Screen Shot at AM

Scientists have found that nearly all common obesity-related genes didn’t actually evolve from an evolutionary advantage from our ancestors, who would have suffered periods of time without food. 

The idea, coined the “thrifty gene hypothesis” by James Neel in 1962, suggests that the elimination of famine in developed countries, means that genes once useful for storing fat are now causing widespread obesity, with one in four adults fitting that description.

But nine out of 115 genes known to be associated with obesity showed evidence of being under positive selection, according to the [new] study….

John Speakman…said: “This is probably the hardest evidence so far against the thrifty gene hypothesis – our ambition here is for people to entertain a wider range of ideas about where the genetic basis of complex diseases, like obesity, comes from. The process of evolution is a lot more complex than just the spread of favorable traits by natural selection and the thrifty gene is like an emblem of this older way of thinking about evolutionary aspects of medicine.“

The GLP aggregated and excerpted this blog/article to reflect the diversity of news, opinion and analysis. Read full, original post: Myth busted that obesity evolved to stave off famine

Outbreak Daily Digest
Biotech Facts & Fallacies
Talking Biotech
Genetics Unzipped
Infographic: The evolutionary history of the COVID-19 coronavirus

Infographic: The evolutionary history of the COVID-19 coronavirus

Reuters analysed over 185,000 genome samples from the Global Initiative on Sharing All influenza Data (GISAID), the largest database of ...

Environmental Working Group: EWG challenges safety of GMOs, food pesticide residues

Known by some as the "Environmental Worrying Group," EWG lobbies ...
m hansen

Michael Hansen: Architect of Consumers Union ongoing anti-GMO campaign

Michael K. Hansen (born 1956) is thought by critics to be ...
News on human & agricultural genetics and biotechnology delivered to your inbox.
glp menu logo outlined

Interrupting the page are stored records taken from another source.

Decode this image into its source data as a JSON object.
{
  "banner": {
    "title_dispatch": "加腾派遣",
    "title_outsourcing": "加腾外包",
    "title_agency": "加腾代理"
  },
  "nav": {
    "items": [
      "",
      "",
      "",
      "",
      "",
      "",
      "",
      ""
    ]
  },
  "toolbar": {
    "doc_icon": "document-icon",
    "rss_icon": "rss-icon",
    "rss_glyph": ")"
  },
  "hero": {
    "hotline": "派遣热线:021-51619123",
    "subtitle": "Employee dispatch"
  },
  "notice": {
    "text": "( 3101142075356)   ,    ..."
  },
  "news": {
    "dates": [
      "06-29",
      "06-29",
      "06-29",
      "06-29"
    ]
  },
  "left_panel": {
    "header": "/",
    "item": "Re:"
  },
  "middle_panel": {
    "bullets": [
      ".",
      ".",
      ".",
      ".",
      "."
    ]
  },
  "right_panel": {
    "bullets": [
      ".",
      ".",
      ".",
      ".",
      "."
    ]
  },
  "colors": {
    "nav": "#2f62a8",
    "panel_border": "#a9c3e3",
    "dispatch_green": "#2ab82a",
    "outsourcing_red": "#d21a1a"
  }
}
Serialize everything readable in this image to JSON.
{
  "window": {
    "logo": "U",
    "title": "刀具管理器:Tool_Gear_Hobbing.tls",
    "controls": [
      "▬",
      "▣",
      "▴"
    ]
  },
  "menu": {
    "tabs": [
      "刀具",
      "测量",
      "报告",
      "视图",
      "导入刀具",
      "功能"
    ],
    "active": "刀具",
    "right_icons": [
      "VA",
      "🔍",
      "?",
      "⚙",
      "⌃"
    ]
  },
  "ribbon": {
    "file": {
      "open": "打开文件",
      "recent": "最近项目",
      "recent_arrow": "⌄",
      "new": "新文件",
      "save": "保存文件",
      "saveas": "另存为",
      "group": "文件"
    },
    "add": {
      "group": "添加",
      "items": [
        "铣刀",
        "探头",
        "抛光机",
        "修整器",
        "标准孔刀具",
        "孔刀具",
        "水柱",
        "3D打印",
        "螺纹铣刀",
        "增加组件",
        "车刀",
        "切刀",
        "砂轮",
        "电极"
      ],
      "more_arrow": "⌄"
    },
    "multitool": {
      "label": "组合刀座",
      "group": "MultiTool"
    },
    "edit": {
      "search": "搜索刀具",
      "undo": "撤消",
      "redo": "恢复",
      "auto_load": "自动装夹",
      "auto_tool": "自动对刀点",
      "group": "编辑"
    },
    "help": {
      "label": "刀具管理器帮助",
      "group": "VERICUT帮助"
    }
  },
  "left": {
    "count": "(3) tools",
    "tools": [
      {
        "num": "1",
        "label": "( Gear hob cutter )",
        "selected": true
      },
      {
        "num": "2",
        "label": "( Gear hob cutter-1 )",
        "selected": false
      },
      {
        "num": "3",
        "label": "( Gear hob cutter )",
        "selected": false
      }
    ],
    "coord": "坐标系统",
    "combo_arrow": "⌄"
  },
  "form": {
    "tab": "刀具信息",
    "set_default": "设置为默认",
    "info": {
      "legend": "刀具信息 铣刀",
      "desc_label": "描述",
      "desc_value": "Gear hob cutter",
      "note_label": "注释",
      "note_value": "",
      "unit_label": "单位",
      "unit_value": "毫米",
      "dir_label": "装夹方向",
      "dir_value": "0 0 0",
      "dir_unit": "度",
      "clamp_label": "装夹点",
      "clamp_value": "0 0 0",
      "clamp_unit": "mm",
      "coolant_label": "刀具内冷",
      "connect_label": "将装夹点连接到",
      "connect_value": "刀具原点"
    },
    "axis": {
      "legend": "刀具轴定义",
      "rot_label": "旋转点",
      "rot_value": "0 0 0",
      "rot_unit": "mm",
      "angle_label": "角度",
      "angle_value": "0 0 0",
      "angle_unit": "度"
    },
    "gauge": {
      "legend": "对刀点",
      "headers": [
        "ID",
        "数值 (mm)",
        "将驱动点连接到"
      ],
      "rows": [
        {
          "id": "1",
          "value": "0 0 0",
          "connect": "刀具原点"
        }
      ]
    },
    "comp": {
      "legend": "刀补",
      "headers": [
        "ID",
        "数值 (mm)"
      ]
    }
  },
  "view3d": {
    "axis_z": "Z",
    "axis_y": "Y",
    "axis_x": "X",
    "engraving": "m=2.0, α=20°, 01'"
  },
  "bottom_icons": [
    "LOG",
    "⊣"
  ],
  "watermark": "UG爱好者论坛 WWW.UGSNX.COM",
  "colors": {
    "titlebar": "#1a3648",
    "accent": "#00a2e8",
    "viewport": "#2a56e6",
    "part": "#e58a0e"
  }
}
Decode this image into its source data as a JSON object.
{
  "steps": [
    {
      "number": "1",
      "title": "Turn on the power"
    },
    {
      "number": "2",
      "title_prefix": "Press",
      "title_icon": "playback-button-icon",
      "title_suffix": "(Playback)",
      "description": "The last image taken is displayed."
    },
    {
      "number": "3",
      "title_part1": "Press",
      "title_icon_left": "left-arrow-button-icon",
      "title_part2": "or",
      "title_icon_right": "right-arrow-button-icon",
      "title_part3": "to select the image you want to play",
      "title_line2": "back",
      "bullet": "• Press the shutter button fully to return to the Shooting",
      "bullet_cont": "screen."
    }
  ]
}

Newsletter Subscription

Optional. Mail on special occasions.
Send this to a friend